\LaTeX{} no actions should be forced upon the user.

\subsection{Customization levels}

For this reason customization possibilities for the following cases
are suggested (explained in more detail below):
\begin{enumerate}
\item
\label{document-lang}
complete document
\item
\label{bg-lang}
background language (and change of background language)
\item
\label{frag-bg-lang}
language fragment within background language
\item
\label{frag-frag-lang}
language fragment within language fragment
\end{enumerate}

Case~\ref{document-lang} describes the language used for the whole
document. This can be different from the background language, for
example one might to have all chapter titles being headed "Chapter"
even if one chapter or section is written in a language other than
english (and thus would contain a change of background
language).\footnote{Right now I don't offer any suggestion how this
document language could be specified.}

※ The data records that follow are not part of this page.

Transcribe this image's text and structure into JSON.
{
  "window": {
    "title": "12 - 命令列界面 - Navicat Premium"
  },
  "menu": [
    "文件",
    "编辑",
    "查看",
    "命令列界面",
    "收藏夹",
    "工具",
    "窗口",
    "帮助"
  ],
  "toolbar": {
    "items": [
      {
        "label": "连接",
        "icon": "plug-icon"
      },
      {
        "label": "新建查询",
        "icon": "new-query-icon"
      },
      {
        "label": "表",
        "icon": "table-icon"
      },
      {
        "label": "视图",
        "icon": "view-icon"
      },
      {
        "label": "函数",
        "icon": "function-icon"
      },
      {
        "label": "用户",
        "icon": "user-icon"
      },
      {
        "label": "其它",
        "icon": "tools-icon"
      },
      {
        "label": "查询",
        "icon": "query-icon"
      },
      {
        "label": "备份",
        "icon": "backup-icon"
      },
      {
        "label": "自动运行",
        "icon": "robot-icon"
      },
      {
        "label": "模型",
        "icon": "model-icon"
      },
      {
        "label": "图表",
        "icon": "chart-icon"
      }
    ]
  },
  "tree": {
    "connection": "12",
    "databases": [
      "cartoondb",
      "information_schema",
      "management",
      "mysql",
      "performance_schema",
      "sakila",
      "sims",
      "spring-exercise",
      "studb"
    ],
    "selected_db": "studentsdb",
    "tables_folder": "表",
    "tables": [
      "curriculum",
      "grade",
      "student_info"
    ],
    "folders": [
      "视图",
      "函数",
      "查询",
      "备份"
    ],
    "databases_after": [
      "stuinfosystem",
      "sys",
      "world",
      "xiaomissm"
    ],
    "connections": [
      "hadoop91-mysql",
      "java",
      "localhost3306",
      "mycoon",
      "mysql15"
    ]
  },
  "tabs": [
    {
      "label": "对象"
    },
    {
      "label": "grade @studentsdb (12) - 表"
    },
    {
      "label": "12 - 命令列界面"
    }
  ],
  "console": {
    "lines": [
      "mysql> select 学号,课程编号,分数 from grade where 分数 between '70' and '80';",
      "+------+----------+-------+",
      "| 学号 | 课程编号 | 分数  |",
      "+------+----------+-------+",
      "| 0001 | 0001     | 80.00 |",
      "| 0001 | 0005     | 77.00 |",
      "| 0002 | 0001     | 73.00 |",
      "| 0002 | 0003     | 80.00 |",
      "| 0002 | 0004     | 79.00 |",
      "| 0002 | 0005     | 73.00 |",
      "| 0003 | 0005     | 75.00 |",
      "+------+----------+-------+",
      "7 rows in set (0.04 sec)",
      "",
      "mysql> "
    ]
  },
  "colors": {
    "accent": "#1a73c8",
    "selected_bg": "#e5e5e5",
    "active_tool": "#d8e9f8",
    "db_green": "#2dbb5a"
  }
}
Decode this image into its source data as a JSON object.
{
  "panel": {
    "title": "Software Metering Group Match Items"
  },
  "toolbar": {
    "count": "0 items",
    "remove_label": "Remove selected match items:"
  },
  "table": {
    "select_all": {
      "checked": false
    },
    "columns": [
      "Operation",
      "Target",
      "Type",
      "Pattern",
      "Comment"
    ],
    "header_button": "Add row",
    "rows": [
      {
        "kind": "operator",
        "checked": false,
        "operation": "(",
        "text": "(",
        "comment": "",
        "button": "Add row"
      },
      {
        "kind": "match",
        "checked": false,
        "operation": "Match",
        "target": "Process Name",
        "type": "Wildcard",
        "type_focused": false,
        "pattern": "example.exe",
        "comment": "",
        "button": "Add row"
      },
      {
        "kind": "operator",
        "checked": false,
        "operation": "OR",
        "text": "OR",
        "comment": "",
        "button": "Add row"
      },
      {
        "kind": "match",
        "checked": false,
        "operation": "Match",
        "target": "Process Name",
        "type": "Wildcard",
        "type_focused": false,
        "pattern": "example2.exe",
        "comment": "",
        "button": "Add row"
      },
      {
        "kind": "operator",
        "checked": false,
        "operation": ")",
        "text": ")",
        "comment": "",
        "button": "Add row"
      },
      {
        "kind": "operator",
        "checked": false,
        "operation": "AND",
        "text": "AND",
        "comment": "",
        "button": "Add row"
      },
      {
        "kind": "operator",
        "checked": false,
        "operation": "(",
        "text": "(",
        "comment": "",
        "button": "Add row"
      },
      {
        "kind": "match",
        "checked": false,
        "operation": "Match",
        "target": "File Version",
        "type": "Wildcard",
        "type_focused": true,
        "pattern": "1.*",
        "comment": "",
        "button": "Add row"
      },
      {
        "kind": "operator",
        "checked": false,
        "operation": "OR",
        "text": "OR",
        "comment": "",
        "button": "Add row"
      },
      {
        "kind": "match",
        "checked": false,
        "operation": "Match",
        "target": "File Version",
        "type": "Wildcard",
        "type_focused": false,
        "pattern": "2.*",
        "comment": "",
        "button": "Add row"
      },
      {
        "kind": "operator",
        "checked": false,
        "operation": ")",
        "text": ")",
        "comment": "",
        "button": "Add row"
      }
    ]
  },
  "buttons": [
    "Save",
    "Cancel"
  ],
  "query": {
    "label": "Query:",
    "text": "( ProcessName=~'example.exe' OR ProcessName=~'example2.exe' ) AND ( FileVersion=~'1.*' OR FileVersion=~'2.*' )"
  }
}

Case~\ref{bg-lang} refers to the major language being used for text.
In most documents there exist only a single background language and
all other elements are language fragments embedded into the background
language.

Case~\ref{frag-lang} refers to the case where a language fragment is
embedded in text of the background language and
case~\ref{frag-frag-lang} second or higher order embeddings.

\subsection{Attaching language items to levels}

Each language dependent item gets a definition associated with a
language label (the syntax is irrelevant at the moment), e.g.,
\begin{verbatim}
\DeclareLanguageCommand{\chaptername}{german}{Kapitel}
\DeclareLanguageCommand{\chaptername}{usenglish}{Chapter}
...
\end{verbatim}

In addition for each such command its activation in the above cases,
e.g.,
\begin{verbatim}
\ApplyLanguageCommand{\chaptername}{background}
\end{verbatim}
changes the meaning of |\chaptername| whenever the background language
changes.

The above cases have a natural order that can be used for inheritance,
e.g., if |\Quote{...}| would produce\footnote{This command does not
exist and is meant as an abitrary example.} proper quotation
characters and if that command would be defined at
level~\ref{frag-bg-lang} then an embedded French quotation inside a
German text would be using french quotation marks but if the German
text would be embedded in an English document (making this a second
order fragment) then German quotes would be used. On the other hand it
would be used also if the background language would change to French.

\subsection{The role of language initialization files}

Language initialization files (comparable with the language files
provided by Babel) would offer defaults allowing out of the box
usage\footnote{Even for australian users :-)} but at the same time
offer easy customization in class files or in the preamble of a
document.

\subsection{Discussion}